_DIRECTIONS_: Copy each entry precisely as written, and do not carry over the pictures.

_MATERIAL FOR THIS EXERCISE_:
[Start of section]
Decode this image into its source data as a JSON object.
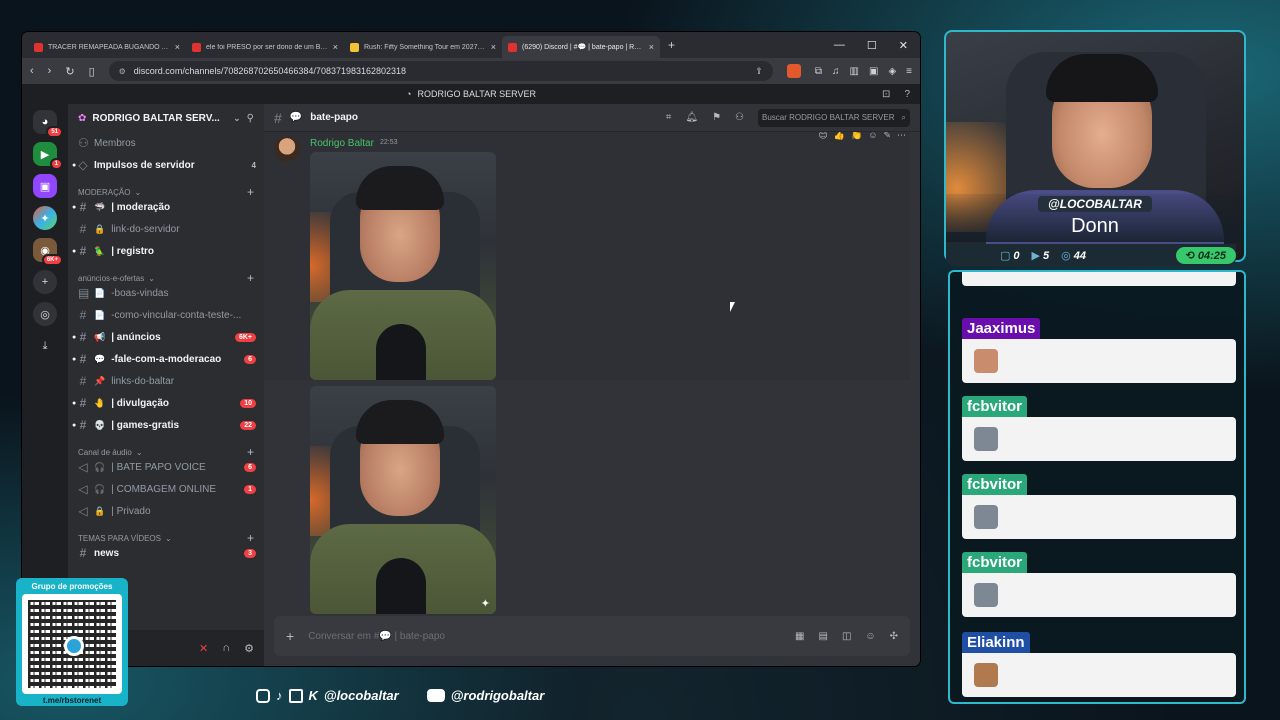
{
  "browser": {
    "tabs": [
      {
        "label": "TRACER REMAPEADA BUGANDO A ZONA NO",
        "fav_color": "#e0322f",
        "active": false
      },
      {
        "label": "ele foi PRESO por ser dono de um BAILE FUNK",
        "fav_color": "#e0322f",
        "active": false
      },
      {
        "label": "Rush: Fifty Something Tour em 2027 no Brasil",
        "fav_color": "#f1c232",
        "active": false
      },
      {
        "label": "(6290) Discord | #💬 | bate-papo | RODRIGO",
        "fav_color": "#e0322f",
        "active": true
      }
    ],
    "url": "discord.com/channels/708268702650466384/708371983162802318"
  },
  "discord": {
    "window_title": "RODRIGO BALTAR SERVER",
    "guild_badges": {
      "home": "51",
      "g1": "1",
      "g4": "6K+"
    },
    "server_name": "RODRIGO BALTAR SERV...",
    "top_rows": [
      {
        "icon": "👥",
        "name": "Membros",
        "unread": false
      },
      {
        "icon": "💎",
        "name": "Impulsos de servidor",
        "unread": true,
        "count": "4"
      }
    ],
    "categories": [
      {
        "name": "MODERAÇÃO",
        "channels": [
          {
            "emoji": "🦈",
            "name": "| moderação",
            "unread": true
          },
          {
            "emoji": "🔒",
            "name": "link-do-servidor",
            "unread": false
          },
          {
            "emoji": "🦜",
            "name": "| registro",
            "unread": true
          }
        ]
      },
      {
        "name": "anúncios-e-ofertas",
        "channels": [
          {
            "emoji": "📄",
            "name": "-boas-vindas",
            "unread": false
          },
          {
            "emoji": "📄",
            "name": "-como-vincular-conta-teste-...",
            "unread": false
          },
          {
            "emoji": "📢",
            "name": "| anúncios",
            "unread": true,
            "count": "6K+"
          },
          {
            "emoji": "💬",
            "name": "-fale-com-a-moderacao",
            "unread": true,
            "count": "6"
          },
          {
            "emoji": "📌",
            "name": "links-do-baltar",
            "unread": false
          },
          {
            "emoji": "🤚",
            "name": "| divulgação",
            "unread": true,
            "count": "10"
          },
          {
            "emoji": "💀",
            "name": "| games-gratis",
            "unread": true,
            "count": "22"
          }
        ]
      },
      {
        "name": "Canal de áudio",
        "channels": [
          {
            "emoji": "🎧",
            "name": "| BATE PAPO VOICE",
            "unread": false,
            "count": "6"
          },
          {
            "emoji": "🎧",
            "name": "| COMBAGEM ONLINE",
            "unread": false,
            "count": "1"
          },
          {
            "emoji": "🔒",
            "name": "| Privado",
            "unread": false
          }
        ]
      },
      {
        "name": "TEMAS PARA VÍDEOS",
        "channels": [
          {
            "emoji": "",
            "name": "news",
            "unread": true,
            "count": "3"
          }
        ]
      }
    ],
    "channel_name": "bate-papo",
    "search_placeholder": "Buscar RODRIGO BALTAR SERVER",
    "message": {
      "author": "Rodrigo Baltar",
      "timestamp": "22:53"
    },
    "composer_placeholder": "Conversar em #💬 | bate-papo"
  },
  "stream": {
    "handle": "@LOCOBALTAR",
    "name": "Donn",
    "stats": {
      "comments": "0",
      "videos": "5",
      "followers": "44",
      "timer": "04:25"
    },
    "chat": [
      {
        "user": "Jaaximus",
        "color": "#6a0dad"
      },
      {
        "user": "fcbvitor",
        "color": "#2aa87a"
      },
      {
        "user": "fcbvitor",
        "color": "#2aa87a"
      },
      {
        "user": "fcbvitor",
        "color": "#2aa87a"
      },
      {
        "user": "Eliakinn",
        "color": "#1f4fa5"
      }
    ],
    "socials": {
      "primary": "@locobaltar",
      "youtube": "@rodrigobaltar"
    },
    "promo": {
      "title": "Grupo de promoções",
      "url": "t.me/rbstorenet"
    }
  }
}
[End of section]
_REPLY_:
Decode this image into its source data as a JSON object.
{
  "browser": {
    "tabs": [
      {
        "label": "TRACER REMAPEADA BUGANDO A ZONA NO",
        "fav_color": "#e0322f",
        "active": false
      },
      {
        "label": "ele foi PRESO por ser dono de um BAILE FUNK",
        "fav_color": "#e0322f",
        "active": false
      },
      {
        "label": "Rush: Fifty Something Tour em 2027 no Brasil",
        "fav_color": "#f1c232",
        "active": false
      },
      {
        "label": "(6290) Discord | #💬 | bate-papo | RODRIGO",
        "fav_color": "#e0322f",
        "active": true
      }
    ],
    "url": "discord.com/channels/708268702650466384/708371983162802318"
  },
  "discord": {
    "window_title": "RODRIGO BALTAR SERVER",
    "guild_badges": {
      "home": "51",
      "g1": "1",
      "g4": "6K+"
    },
    "server_name": "RODRIGO BALTAR SERV...",
    "top_rows": [
      {
        "icon": "👥",
        "name": "Membros",
        "unread": false
      },
      {
        "icon": "💎",
        "name": "Impulsos de servidor",
        "unread": true,
        "count": "4"
      }
    ],
    "categories": [
      {
        "name": "MODERAÇÃO",
        "channels": [
          {
            "emoji": "🦈",
            "name": "| moderação",
            "unread": true
          },
          {
            "emoji": "🔒",
            "name": "link-do-servidor",
            "unread": false
          },
          {
            "emoji": "🦜",
            "name": "| registro",
            "unread": true
          }
        ]
      },
      {
        "name": "anúncios-e-ofertas",
        "channels": [
          {
            "emoji": "📄",
            "name": "-boas-vindas",
            "unread": false
          },
          {
            "emoji": "📄",
            "name": "-como-vincular-conta-teste-...",
            "unread": false
          },
          {
            "emoji": "📢",
            "name": "| anúncios",
            "unread": true,
            "count": "6K+"
          },
          {
            "emoji": "💬",
            "name": "-fale-com-a-moderacao",
            "unread": true,
            "count": "6"
          },
          {
            "emoji": "📌",
            "name": "links-do-baltar",
            "unread": false
          },
          {
            "emoji": "🤚",
            "name": "| divulgação",
            "unread": true,
            "count": "10"
          },
          {
            "emoji": "💀",
            "name": "| games-gratis",
            "unread": true,
            "count": "22"
          }
        ]
      },
      {
        "name": "Canal de áudio",
        "channels": [
          {
            "emoji": "🎧",
            "name": "| BATE PAPO VOICE",
            "unread": false,
            "count": "6"
          },
          {
            "emoji": "🎧",
            "name": "| COMBAGEM ONLINE",
            "unread": false,
            "count": "1"
          },
          {
            "emoji": "🔒",
            "name": "| Privado",
            "unread": false
          }
        ]
      },
      {
        "name": "TEMAS PARA VÍDEOS",
        "channels": [
          {
            "emoji": "",
            "name": "news",
            "unread": true,
            "count": "3"
          }
        ]
      }
    ],
    "channel_name": "bate-papo",
    "search_placeholder": "Buscar RODRIGO BALTAR SERVER",
    "message": {
      "author": "Rodrigo Baltar",
      "timestamp": "22:53"
    },
    "composer_placeholder": "Conversar em #💬 | bate-papo"
  },
  "stream": {
    "handle": "@LOCOBALTAR",
    "name": "Donn",
    "stats": {
      "comments": "0",
      "videos": "5",
      "followers": "44",
      "timer": "04:25"
    },
    "chat": [
      {
        "user": "Jaaximus",
        "color": "#6a0dad"
      },
      {
        "user": "fcbvitor",
        "color": "#2aa87a"
      },
      {
        "user": "fcbvitor",
        "color": "#2aa87a"
      },
      {
        "user": "fcbvitor",
        "color": "#2aa87a"
      },
      {
        "user": "Eliakinn",
        "color": "#1f4fa5"
      }
    ],
    "socials": {
      "primary": "@locobaltar",
      "youtube": "@rodrigobaltar"
    },
    "promo": {
      "title": "Grupo de promoções",
      "url": "t.me/rbstorenet"
    }
  }
}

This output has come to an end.